If it were not for a gilt sign that reads “Money Gallery”, you might not immediately guess the theme of one of the newly renovated rooms at the British Museum. Gone are the interminable rows of coins: a refurbishment of the gallery has inspired a rethink on how to present one of the world’s biggest numismatic collections – and how to use money to tell the story of the world’s civilisations.
The Citi Money Gallery tells big stories with small objects. The display encompasses more than 1,000 exhibits, highlights of a pre-eminent collection of more than a million items spanning 5,000 years. Thematic groupings include explorations of the social and cultural significance of money through the millennia, its ritual and religious uses.
Among the earliest coins are those from Lydia – an ancient state within modern-day Turkey – made around 650BC from electrum, an alloy of gold and silver.
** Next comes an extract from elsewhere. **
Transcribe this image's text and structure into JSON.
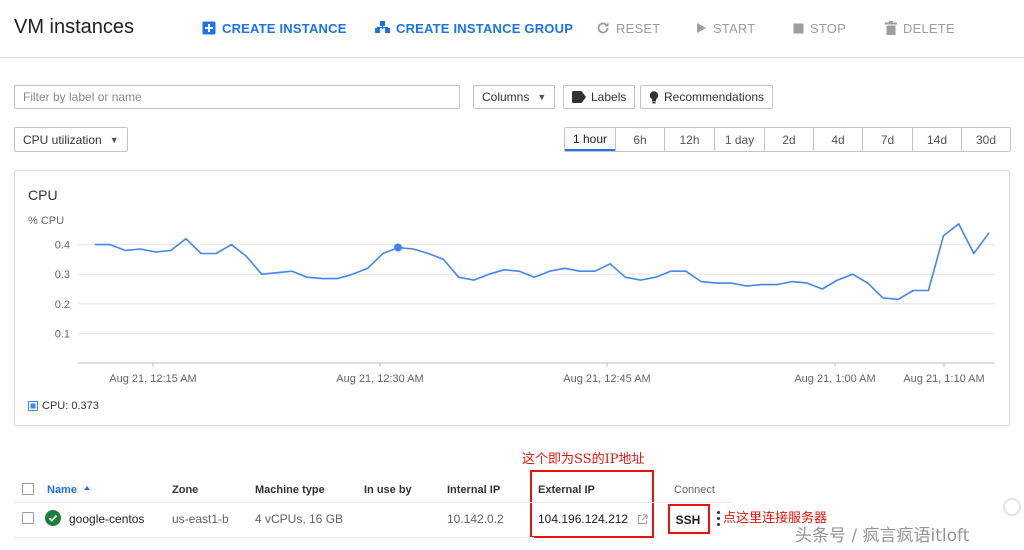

One is about the size of a thumbnail, ragged-edged and decorated with a lion’s head. Others are even smaller, the size of flattened coffee-beans and irregular in design, but they glisten as brightly as they did when they were first struck. Blown-up photographs next to the exhibits show the minute detail.
From a similar period is Chinese “spade money”, whose shape reflects the importance of agriculture in the Warring States period, c400BC. The pieces resemble miniature tools – such as spades and knives – made from cast bronze, about twice the size of modern credit cards, with pointed edges not ideal for trouser pockets or purses. Usually part of a barter system, some were also used in burial rituals. There are also examples of Chinese jade tablet-money from up to 5,000 years ago, carved with decorations of animals.
Coins from ancient Egypt are also crude in outline – apparently shapeless silver scraps of bullion dating from 1352BC-1336BC. Yet it was their weight that counted within a civilisation with a sophisticated accounting system. The display is brought to life with an painting showing a man using a weight shaped like a bull’s head to weigh gold rings.
The problem of forgery is as old as money itself. A display case shows 100 fake Roman coins alongside 100 fake £1 coins that were taken out of circulation in 2011. The Royal Mint estimates that around one out of every 35 £1 coins in circulation today is counterfeit. Other coins are worthless but have a story to tell, such as the 1903 penny illegally stamped with the suffragette slogan “votes for women” in order to circulate the message.
Modern coins, perhaps because they are minted so perfectly, lack the romance of more ancient pieces. The new gallery can be refreshed, however, with new acquisitions – almost two a penny, it seems, because of the number of metal detectorists who regularly unearth hoards of coins. The exhibits also address recent developments showing, for instance, how Haiti has led the way since its banking infrastructure was almost completely destroyed in the 2010 earthquake.
Compared with the British Museum’s other treasures – Egyptian mummies, the Parthenon Marbles and other spectacular exhibits – coins are always going to be poor cousins, whatever their shapes and designs. But walking through this exhibition you are struck by the human element to these seemingly humble objects – the thought of their intimate and tactile significance in the daily lives of our ancestors, in whatever culture.
Sponsored by Citi
Opens June 25